Look through the records below and collect all lines that hold the string "this".

___ Source records ___

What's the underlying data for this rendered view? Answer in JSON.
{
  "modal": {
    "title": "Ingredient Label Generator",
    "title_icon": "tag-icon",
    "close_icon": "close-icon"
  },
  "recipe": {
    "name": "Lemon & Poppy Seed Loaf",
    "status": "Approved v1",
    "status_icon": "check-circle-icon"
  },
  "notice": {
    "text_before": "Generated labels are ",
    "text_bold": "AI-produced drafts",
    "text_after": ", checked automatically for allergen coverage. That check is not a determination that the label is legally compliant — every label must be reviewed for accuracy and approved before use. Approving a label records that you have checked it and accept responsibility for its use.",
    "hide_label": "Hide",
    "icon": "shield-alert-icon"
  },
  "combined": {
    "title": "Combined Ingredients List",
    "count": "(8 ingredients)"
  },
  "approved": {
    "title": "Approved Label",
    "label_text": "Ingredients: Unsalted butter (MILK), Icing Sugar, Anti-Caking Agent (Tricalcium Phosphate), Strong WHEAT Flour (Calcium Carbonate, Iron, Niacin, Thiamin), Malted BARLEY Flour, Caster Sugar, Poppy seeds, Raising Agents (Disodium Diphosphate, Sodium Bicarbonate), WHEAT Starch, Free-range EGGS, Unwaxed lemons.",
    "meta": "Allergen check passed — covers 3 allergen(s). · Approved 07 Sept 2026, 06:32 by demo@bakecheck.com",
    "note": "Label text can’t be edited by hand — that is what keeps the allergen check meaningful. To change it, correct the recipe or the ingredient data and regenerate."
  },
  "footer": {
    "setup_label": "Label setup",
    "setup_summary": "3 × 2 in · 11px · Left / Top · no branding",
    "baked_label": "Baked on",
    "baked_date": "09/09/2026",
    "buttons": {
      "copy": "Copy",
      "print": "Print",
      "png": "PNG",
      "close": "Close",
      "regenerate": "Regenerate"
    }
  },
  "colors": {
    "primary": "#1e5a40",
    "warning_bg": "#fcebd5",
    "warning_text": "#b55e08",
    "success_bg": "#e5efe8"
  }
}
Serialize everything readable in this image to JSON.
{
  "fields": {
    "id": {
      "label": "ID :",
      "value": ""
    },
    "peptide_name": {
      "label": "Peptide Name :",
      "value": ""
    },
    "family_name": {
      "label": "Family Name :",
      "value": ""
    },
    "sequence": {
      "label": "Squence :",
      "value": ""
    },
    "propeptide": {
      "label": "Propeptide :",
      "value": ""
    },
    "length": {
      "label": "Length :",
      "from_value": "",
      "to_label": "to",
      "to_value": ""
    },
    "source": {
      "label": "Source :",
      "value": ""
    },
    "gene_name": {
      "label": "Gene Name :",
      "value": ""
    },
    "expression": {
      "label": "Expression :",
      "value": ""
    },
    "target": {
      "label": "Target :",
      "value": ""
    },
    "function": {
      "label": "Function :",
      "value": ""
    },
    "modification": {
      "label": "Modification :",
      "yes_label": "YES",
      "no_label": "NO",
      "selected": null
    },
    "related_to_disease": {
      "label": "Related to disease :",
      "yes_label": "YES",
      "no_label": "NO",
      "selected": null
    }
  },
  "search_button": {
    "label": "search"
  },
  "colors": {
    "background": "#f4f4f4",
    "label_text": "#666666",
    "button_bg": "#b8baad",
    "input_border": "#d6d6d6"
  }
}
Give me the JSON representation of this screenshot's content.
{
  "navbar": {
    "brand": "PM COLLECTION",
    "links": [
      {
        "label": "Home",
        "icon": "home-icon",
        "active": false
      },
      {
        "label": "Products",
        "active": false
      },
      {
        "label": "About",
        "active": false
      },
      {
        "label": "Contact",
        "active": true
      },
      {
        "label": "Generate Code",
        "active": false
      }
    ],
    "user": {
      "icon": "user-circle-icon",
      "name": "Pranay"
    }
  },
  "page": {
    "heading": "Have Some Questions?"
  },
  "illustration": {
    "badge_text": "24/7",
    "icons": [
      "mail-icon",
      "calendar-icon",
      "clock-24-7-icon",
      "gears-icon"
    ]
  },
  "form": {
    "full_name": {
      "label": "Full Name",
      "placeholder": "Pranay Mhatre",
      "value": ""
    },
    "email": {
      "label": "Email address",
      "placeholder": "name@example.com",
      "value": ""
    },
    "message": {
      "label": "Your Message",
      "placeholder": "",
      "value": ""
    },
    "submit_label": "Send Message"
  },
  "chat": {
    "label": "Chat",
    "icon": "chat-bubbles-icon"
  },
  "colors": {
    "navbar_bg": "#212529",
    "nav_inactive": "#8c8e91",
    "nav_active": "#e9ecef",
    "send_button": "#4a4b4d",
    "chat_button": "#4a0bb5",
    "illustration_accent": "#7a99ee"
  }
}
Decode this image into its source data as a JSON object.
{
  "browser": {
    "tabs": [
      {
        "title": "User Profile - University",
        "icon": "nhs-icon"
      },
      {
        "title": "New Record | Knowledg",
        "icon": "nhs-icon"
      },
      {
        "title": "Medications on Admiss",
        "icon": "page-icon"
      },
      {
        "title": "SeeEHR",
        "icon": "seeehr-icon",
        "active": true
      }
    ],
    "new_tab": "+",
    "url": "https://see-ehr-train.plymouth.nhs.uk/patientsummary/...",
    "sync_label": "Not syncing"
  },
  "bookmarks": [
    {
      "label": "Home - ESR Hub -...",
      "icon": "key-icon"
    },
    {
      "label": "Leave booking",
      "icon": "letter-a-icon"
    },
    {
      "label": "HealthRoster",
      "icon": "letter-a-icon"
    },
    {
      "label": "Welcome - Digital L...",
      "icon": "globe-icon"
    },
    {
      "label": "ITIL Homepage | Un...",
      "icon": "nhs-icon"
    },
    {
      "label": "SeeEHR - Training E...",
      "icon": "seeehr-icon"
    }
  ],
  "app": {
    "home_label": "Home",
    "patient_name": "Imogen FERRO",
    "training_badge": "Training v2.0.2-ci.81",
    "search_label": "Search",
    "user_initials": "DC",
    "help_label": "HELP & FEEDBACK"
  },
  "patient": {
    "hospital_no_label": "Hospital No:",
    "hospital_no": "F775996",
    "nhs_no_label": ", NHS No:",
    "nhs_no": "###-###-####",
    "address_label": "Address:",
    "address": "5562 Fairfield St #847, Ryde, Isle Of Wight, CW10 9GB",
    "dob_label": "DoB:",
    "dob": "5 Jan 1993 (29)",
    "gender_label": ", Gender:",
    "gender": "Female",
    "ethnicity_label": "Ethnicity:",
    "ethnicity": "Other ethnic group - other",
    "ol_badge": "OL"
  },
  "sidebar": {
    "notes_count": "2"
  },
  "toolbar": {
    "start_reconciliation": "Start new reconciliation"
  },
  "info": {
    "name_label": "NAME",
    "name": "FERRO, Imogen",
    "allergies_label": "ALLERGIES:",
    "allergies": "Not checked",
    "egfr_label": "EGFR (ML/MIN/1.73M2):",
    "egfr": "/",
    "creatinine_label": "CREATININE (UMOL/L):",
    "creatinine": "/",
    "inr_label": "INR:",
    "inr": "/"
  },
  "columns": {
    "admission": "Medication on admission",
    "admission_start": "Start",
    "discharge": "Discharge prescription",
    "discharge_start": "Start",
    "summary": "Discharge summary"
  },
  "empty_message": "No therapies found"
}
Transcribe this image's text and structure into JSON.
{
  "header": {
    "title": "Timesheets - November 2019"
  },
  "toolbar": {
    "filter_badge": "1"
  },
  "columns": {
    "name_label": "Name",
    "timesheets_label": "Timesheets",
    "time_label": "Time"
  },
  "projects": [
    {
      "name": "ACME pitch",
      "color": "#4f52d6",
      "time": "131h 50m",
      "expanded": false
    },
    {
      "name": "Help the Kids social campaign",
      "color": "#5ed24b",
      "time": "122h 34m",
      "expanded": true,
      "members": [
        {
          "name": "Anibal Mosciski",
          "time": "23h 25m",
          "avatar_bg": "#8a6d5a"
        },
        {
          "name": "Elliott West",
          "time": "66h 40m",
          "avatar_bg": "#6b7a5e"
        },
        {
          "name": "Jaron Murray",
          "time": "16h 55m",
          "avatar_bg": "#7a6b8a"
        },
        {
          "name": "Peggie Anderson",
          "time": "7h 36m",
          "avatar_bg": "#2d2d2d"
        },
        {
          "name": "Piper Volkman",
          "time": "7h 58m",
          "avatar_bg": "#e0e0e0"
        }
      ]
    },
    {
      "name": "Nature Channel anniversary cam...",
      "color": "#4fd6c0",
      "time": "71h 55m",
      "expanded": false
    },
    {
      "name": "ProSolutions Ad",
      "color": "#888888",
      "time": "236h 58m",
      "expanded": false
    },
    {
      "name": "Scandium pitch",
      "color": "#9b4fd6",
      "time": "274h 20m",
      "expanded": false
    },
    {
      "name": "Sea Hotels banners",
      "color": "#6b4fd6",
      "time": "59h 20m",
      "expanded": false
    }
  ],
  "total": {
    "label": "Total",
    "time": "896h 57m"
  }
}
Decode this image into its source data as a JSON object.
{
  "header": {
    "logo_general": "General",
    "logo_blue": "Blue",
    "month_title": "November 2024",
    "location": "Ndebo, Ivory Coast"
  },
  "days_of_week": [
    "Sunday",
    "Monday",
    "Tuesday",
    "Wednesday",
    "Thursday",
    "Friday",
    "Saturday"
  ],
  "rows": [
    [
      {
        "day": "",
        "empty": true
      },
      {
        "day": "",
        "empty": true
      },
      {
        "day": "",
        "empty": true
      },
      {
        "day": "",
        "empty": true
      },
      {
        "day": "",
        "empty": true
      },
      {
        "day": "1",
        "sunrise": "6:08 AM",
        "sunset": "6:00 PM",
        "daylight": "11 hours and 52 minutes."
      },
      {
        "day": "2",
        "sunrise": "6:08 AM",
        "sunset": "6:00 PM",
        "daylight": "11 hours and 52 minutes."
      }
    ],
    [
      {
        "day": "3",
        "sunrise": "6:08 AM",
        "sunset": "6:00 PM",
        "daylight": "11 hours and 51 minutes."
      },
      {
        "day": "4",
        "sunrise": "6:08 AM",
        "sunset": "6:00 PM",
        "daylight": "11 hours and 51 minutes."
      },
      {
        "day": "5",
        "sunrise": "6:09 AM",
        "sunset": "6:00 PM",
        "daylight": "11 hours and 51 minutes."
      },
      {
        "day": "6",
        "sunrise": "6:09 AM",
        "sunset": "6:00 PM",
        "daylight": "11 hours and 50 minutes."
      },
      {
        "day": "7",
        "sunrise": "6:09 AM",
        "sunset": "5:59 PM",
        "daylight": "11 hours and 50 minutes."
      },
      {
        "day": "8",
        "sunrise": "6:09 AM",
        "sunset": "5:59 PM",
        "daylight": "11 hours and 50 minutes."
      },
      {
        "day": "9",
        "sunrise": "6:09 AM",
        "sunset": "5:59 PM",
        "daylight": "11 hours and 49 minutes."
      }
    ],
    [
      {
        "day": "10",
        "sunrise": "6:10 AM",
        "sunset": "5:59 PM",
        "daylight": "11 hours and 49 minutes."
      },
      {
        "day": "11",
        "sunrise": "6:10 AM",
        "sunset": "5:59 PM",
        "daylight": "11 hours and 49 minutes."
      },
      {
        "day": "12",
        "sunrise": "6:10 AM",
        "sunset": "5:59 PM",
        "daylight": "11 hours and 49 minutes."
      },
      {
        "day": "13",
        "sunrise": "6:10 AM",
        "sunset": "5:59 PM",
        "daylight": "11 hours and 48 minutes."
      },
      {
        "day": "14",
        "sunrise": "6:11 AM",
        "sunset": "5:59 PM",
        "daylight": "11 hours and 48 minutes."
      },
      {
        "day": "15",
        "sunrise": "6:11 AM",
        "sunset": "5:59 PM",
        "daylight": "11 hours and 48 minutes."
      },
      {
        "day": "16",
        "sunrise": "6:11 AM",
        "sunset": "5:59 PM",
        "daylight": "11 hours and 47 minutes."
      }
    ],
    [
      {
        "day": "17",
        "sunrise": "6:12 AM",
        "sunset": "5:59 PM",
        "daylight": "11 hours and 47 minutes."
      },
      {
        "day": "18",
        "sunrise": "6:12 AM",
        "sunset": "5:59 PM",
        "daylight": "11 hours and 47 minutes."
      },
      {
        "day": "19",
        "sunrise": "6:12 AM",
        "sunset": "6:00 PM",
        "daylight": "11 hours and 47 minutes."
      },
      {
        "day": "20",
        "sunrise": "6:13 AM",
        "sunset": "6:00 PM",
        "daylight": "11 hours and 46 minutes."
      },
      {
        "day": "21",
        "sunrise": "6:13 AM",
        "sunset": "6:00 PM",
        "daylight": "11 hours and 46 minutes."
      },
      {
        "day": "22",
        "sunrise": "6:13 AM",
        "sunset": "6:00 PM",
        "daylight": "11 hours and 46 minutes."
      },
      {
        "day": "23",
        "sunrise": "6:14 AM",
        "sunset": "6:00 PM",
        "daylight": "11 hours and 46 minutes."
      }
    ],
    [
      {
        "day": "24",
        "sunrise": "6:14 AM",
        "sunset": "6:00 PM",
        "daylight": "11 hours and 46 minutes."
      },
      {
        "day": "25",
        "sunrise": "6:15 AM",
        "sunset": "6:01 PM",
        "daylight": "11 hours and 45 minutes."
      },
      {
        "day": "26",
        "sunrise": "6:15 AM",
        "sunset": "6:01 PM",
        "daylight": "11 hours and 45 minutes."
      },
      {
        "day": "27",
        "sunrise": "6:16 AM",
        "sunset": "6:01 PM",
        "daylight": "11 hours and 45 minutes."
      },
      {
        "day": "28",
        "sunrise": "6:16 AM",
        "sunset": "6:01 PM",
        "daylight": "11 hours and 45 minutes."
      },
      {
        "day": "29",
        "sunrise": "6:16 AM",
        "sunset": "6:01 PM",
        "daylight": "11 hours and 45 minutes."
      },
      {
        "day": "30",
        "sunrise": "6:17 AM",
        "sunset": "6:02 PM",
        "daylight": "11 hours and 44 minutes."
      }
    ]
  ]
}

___

Answer box:
What's the underlying data for this rendered view? Answer in JSON.
Serialize everything readable in this image to JSON.
Give me the JSON representation of this screenshot's content.
Decode this image into its source data as a JSON object.
Transcribe this image's text and structure into JSON.
Decode this image into its source data as a JSON object.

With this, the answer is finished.